Good news for the 1920 Cubs compared to 1919: they scored 165 more runs!
Bad news for the 1920 Cubs compared to 1919: they allowed 228 more runs!
The season went back to its then-normal length of 154 games (from 140) in 1920, and the runs scored/allowed numbers there explain why the Cubs won the same number of games -- 75 -- while losing 14 more, finishing under .500 at 75-79.
Grover Cleveland "Pete" Alexander was once again the star of the team -- in fact, the entire league; he had the highest WAR, 11.8, of any player in the National League in 1920. Overall he went 27-14 with an outstanding ERA of 1.91, and from August 28 to the end of the season he posted an even better mark -- a 1.28 ERA in 77⅓ innings, allowing just 64 hits and 11 walks. This included eight starts and a pair of relief appearances -- in that era, and in fact, continuing until the 1960s, a team's best starter might do that, appear in relief in between starts. Imagine Justin Verlander doing that today. Right, you can't.
The game went 17 innings -- and both pitchers threw all 17 innings. James Cruisinberry of the Tribune picks up the story, with a reference to the court hearings then making big news regarding the emerging Black Sox scandal:
With only about 6OO fans looking on, Chicago's Cubs won their most impressive game of the season yesterday when Grover Alexander shaded Haines in a hurling contest settled in the seventeenth inning. The final count was 3 to 2, and the players on each side hustled and battled as if the grand jury were watching them. In the seventeenth the Cubs won by a sturdy batting rally, Twombly leading off with a single. Terry fanned, but Barber delivered a blow to right that sent his mate to third. Merkle was then purposely walked, filling the bases, and in the pinch Dode Paskert delivered a vicious drive to the corner of left field that would have been a double, but it drove home the winning run and ended the game before Dode was at first base.
Hope he touched the base! Shades of Bryan LaHair's walkoff single last month!
Cruisinberry finished his article with an interesting note:
A side feature was the scoreboard, which showed the progress of the American league games. About the same time that the final score at Detroit was posted showing Cleveland had lost the first game of the double header, the figures at the first inning at St. Louis was posted showing the Sox were off with a three run lead, and the folks cheered and began figuring out a miracle, but later happenings dampened their enthusiasm.

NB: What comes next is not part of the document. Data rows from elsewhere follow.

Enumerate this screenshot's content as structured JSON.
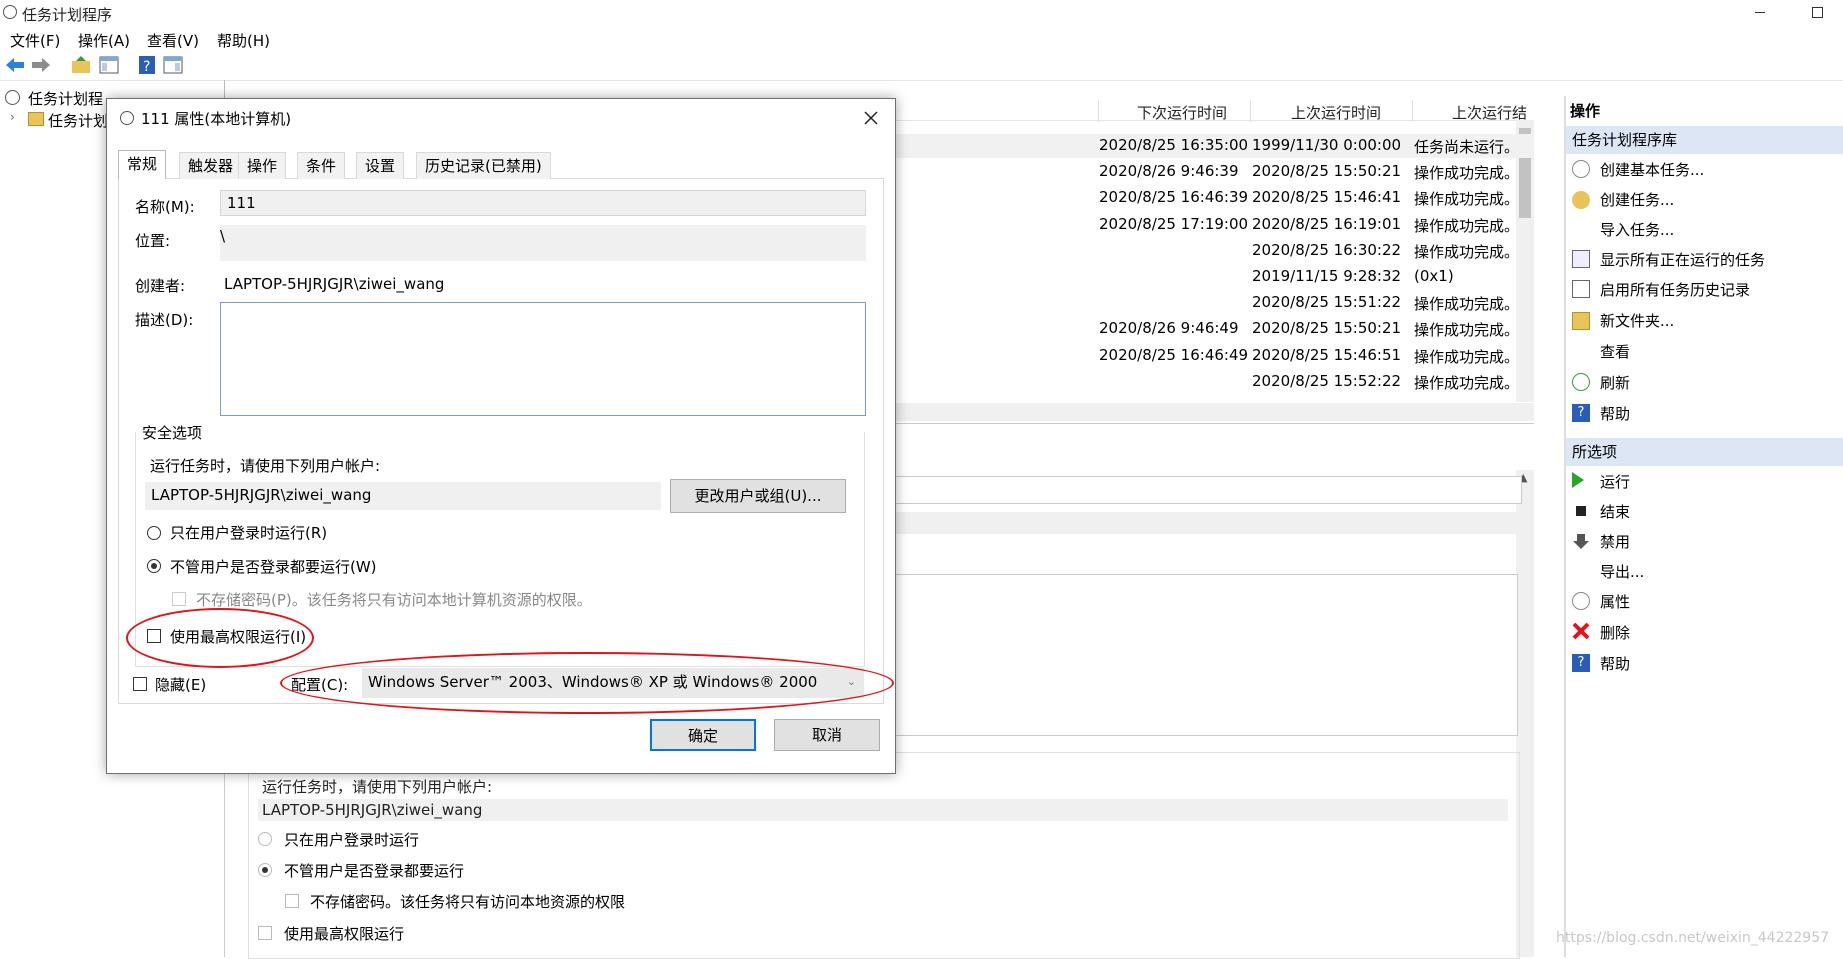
{
  "app": {
    "title": "任务计划程序",
    "menu": [
      "文件(F)",
      "操作(A)",
      "查看(V)",
      "帮助(H)"
    ]
  },
  "tree": {
    "root": "任务计划程",
    "child": "任务计划"
  },
  "task_list": {
    "columns": [
      "下次运行时间",
      "上次运行时间",
      "上次运行结"
    ],
    "rows": [
      {
        "next": "2020/8/25 16:35:00",
        "last": "1999/11/30 0:00:00",
        "result": "任务尚未运行。"
      },
      {
        "next": "2020/8/26 9:46:39",
        "last": "2020/8/25 15:50:21",
        "result": "操作成功完成。"
      },
      {
        "next": "2020/8/25 16:46:39",
        "last": "2020/8/25 15:46:41",
        "result": "操作成功完成。"
      },
      {
        "next": "2020/8/25 17:19:00",
        "last": "2020/8/25 16:19:01",
        "result": "操作成功完成。"
      },
      {
        "next": "",
        "last": "2020/8/25 16:30:22",
        "result": "操作成功完成。"
      },
      {
        "next": "",
        "last": "2019/11/15 9:28:32",
        "result": "(0x1)"
      },
      {
        "next": "",
        "last": "2020/8/25 15:51:22",
        "result": "操作成功完成。"
      },
      {
        "next": "2020/8/26 9:46:49",
        "last": "2020/8/25 15:50:21",
        "result": "操作成功完成。"
      },
      {
        "next": "2020/8/25 16:46:49",
        "last": "2020/8/25 15:46:51",
        "result": "操作成功完成。"
      },
      {
        "next": "",
        "last": "2020/8/25 15:52:22",
        "result": "操作成功完成。"
      }
    ]
  },
  "actions": {
    "header": "操作",
    "section1": "任务计划程序库",
    "items1": [
      "创建基本任务...",
      "创建任务...",
      "导入任务...",
      "显示所有正在运行的任务",
      "启用所有任务历史记录",
      "新文件夹...",
      "查看",
      "刷新",
      "帮助"
    ],
    "section2": "所选项",
    "items2": [
      "运行",
      "结束",
      "禁用",
      "导出...",
      "属性",
      "删除",
      "帮助"
    ]
  },
  "background_security": {
    "run_as_label": "运行任务时，请使用下列用户帐户:",
    "user": "LAPTOP-5HJRJGJR\\ziwei_wang",
    "opt_logged_on": "只在用户登录时运行",
    "opt_whether": "不管用户是否登录都要运行",
    "opt_no_password": "不存储密码。该任务将只有访问本地资源的权限",
    "opt_highest": "使用最高权限运行"
  },
  "dialog": {
    "title": "111 属性(本地计算机)",
    "tabs": [
      "常规",
      "触发器",
      "操作",
      "条件",
      "设置",
      "历史记录(已禁用)"
    ],
    "name_label": "名称(M):",
    "name_value": "111",
    "location_label": "位置:",
    "location_value": "\\",
    "author_label": "创建者:",
    "author_value": "LAPTOP-5HJRJGJR\\ziwei_wang",
    "desc_label": "描述(D):",
    "desc_value": "",
    "security_group": "安全选项",
    "run_as_label": "运行任务时，请使用下列用户帐户:",
    "run_as_user": "LAPTOP-5HJRJGJR\\ziwei_wang",
    "change_user_btn": "更改用户或组(U)...",
    "opt_logged_on": "只在用户登录时运行(R)",
    "opt_whether": "不管用户是否登录都要运行(W)",
    "opt_no_password": "不存储密码(P)。该任务将只有访问本地计算机资源的权限。",
    "opt_highest": "使用最高权限运行(I)",
    "hidden_label": "隐藏(E)",
    "config_label": "配置(C):",
    "config_value": "Windows Server™ 2003、Windows® XP 或 Windows® 2000",
    "ok_btn": "确定",
    "cancel_btn": "取消"
  },
  "watermark": "https://blog.csdn.net/weixin_44222957"
}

This shows two things: first, the White Sox were favored to win the A.L. pennant for the second straight year, but after the scandal broke, key players were banned from playing, and they lost two of their last three to finish second. Second, this shows that there wasn't the Cubs/White Sox rivalry that there is now; many Chicago fans openly rooted for both teams in that era.